• WHAT IS NEEDED: Take every line in the entries that includes the word "enter" and copy it.
########
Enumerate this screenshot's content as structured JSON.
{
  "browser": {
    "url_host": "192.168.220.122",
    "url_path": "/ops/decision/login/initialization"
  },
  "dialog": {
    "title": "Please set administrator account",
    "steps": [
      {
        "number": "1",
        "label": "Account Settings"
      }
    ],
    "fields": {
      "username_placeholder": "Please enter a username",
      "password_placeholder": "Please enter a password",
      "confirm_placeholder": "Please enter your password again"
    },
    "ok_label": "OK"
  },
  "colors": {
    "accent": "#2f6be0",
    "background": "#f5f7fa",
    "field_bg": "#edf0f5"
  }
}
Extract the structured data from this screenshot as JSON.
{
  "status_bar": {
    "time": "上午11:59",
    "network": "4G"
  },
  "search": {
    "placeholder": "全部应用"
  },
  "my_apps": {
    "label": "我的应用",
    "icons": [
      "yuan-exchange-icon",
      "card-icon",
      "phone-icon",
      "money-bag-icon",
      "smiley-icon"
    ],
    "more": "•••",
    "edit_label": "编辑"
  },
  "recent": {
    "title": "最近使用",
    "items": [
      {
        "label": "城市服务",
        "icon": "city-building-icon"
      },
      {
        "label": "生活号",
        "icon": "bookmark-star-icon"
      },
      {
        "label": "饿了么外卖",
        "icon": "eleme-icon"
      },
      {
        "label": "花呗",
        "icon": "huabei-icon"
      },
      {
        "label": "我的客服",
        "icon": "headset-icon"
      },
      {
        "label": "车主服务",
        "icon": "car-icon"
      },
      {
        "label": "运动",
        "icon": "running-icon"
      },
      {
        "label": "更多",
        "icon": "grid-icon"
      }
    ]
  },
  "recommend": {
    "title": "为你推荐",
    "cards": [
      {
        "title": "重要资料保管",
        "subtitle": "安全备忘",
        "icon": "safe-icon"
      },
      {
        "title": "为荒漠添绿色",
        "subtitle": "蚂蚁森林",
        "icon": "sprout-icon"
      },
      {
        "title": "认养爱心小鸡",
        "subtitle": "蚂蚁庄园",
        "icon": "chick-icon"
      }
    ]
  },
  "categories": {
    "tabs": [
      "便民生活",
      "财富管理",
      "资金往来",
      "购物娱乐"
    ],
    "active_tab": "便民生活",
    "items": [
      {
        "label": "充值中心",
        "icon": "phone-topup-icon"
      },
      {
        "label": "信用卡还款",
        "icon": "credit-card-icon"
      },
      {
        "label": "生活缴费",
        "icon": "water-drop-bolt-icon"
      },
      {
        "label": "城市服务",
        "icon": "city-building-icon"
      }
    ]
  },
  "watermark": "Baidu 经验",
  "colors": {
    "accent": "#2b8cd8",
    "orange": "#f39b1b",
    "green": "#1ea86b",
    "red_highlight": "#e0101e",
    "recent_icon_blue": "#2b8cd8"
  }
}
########
• EXERCISE ANSWER:
      "username_placeholder": "Please enter a username",
      "password_placeholder": "Please enter a password",
      "confirm_placeholder": "Please enter your password again"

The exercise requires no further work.